Of the entries below, copy only those lines that contain the word "kind".

* [Dataset rows for apps and sites]:
++++++++
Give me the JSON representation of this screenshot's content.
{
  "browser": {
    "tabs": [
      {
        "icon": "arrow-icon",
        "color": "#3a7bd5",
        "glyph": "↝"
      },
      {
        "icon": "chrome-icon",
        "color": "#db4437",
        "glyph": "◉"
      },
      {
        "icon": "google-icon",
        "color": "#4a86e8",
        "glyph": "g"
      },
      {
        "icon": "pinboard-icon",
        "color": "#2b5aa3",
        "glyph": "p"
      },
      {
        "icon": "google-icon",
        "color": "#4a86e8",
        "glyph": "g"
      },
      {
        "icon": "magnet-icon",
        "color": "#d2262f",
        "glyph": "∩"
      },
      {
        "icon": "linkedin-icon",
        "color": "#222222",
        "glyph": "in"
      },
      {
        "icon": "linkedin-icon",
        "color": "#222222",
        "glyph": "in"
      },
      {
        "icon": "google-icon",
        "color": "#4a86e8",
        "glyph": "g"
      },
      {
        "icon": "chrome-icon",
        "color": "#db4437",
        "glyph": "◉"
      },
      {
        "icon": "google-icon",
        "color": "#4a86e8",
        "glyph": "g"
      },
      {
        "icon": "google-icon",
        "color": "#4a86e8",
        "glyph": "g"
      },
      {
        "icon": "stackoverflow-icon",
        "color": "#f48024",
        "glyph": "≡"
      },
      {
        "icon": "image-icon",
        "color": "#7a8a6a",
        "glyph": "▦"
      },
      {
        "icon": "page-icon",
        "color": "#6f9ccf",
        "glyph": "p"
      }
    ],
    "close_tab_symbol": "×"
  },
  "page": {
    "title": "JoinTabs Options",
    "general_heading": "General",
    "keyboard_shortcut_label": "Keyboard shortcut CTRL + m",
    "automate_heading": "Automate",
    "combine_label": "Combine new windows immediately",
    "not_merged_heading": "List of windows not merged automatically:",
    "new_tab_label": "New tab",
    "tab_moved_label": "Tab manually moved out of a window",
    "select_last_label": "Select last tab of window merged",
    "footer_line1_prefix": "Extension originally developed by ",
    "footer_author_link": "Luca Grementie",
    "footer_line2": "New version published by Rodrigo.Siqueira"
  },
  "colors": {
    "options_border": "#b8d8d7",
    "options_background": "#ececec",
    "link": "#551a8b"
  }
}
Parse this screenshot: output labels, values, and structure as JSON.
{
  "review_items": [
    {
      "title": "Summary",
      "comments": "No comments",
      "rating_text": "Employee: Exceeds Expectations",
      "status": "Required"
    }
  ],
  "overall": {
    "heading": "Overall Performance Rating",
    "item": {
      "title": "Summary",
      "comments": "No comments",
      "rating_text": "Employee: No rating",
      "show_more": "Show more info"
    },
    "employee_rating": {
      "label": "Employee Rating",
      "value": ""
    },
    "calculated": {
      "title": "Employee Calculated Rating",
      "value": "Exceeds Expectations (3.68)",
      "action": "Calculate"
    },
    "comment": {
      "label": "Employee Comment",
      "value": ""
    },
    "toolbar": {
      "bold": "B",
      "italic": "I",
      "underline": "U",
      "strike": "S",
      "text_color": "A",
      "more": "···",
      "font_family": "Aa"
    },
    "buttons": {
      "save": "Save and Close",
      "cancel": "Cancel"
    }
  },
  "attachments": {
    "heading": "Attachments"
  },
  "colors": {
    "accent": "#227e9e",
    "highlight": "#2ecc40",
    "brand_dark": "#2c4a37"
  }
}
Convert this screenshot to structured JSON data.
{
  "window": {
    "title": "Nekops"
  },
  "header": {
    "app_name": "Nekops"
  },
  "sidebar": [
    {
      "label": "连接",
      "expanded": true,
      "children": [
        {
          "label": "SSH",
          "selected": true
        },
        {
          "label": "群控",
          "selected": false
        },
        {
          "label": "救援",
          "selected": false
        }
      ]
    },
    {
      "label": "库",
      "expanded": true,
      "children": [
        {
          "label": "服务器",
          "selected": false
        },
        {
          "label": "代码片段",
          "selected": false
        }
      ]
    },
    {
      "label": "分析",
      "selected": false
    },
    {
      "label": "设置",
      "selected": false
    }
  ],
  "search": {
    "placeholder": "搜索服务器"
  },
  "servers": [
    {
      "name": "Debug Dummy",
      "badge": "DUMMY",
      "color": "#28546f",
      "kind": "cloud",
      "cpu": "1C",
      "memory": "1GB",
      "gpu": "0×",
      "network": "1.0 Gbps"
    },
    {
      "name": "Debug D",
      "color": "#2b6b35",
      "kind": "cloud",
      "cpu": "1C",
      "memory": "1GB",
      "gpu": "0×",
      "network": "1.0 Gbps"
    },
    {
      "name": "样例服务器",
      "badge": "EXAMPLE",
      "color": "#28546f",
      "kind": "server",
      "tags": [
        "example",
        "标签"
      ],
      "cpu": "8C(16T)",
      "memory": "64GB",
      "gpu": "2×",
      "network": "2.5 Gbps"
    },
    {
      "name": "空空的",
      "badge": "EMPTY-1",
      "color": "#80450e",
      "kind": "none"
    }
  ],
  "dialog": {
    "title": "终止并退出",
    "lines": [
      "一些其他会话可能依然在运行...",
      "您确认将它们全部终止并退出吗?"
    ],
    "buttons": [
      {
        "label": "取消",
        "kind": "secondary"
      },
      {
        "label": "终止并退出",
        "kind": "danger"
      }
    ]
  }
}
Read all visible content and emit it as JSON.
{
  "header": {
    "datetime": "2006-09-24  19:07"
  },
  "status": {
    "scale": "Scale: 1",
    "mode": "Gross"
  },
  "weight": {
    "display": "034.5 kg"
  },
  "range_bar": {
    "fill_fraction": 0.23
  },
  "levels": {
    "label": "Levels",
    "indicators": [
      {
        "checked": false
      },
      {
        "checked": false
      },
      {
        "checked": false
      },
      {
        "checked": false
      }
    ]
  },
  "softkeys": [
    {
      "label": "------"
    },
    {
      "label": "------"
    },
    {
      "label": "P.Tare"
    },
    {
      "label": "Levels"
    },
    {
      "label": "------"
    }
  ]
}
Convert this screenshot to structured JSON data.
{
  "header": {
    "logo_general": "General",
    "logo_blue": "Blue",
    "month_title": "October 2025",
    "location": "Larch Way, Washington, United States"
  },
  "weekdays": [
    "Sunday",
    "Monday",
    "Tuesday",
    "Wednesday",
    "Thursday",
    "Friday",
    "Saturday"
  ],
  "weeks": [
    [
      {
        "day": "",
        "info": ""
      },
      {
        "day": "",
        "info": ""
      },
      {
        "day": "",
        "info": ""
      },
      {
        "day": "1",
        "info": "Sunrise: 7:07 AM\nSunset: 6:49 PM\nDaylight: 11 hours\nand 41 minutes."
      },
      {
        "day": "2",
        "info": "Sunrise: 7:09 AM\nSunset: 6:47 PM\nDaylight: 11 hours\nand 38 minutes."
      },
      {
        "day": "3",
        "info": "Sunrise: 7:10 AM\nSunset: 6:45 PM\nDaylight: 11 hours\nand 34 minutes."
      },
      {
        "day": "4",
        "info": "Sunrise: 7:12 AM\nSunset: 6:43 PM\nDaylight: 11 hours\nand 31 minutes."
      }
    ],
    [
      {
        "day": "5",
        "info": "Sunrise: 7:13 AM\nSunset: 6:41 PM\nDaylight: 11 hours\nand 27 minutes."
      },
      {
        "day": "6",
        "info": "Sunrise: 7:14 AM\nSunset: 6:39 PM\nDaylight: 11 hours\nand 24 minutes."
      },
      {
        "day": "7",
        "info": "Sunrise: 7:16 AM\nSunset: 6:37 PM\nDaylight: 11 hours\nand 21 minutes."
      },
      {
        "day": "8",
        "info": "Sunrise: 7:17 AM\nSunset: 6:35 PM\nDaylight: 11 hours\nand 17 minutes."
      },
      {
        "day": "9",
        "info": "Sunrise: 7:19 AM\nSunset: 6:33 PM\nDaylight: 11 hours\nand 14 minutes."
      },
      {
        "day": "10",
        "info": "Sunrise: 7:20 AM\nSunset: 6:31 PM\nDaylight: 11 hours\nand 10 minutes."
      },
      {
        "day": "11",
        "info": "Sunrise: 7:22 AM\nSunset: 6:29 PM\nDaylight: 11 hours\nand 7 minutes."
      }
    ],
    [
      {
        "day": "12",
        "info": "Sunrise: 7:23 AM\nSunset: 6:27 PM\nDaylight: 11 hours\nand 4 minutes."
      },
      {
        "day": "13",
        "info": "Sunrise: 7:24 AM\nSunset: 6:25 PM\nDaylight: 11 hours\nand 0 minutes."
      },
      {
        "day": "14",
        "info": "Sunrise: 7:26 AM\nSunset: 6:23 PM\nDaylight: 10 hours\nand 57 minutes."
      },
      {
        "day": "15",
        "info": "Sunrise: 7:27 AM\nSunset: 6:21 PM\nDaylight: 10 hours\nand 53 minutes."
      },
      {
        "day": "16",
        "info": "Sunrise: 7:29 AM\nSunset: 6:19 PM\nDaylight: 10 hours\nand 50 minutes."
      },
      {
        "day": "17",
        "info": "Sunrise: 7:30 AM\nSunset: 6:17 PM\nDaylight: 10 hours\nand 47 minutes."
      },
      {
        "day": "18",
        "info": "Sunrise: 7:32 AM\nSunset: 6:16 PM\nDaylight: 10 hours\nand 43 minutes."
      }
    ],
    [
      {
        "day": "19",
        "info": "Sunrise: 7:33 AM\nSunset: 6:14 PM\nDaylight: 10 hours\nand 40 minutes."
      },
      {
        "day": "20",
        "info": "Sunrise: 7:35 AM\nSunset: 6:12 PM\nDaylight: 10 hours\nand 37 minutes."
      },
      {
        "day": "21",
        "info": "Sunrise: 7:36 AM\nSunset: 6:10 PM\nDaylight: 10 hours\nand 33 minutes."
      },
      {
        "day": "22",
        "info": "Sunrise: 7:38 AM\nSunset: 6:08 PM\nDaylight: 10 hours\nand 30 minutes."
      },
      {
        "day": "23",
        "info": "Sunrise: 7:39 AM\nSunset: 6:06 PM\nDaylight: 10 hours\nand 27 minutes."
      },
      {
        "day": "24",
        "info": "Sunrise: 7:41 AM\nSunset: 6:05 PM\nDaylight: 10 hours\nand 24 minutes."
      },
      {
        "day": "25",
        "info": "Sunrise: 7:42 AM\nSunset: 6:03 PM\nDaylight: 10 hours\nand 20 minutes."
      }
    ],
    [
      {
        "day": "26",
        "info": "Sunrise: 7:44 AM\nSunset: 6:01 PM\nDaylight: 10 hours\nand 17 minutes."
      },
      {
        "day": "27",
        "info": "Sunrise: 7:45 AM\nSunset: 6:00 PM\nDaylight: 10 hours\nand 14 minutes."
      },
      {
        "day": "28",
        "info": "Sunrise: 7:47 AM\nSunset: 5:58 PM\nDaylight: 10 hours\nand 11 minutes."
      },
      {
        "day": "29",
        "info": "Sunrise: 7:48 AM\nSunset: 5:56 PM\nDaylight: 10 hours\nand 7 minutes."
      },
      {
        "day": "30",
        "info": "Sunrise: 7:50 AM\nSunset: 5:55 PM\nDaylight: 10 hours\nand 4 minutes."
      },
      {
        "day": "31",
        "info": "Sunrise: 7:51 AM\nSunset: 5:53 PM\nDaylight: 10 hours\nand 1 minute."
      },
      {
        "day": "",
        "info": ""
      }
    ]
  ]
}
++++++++
* [Task output]:
      "kind": "cloud",
      "kind": "cloud",
      "kind": "server",
      "kind": "none"
        "kind": "secondary"
        "kind": "danger"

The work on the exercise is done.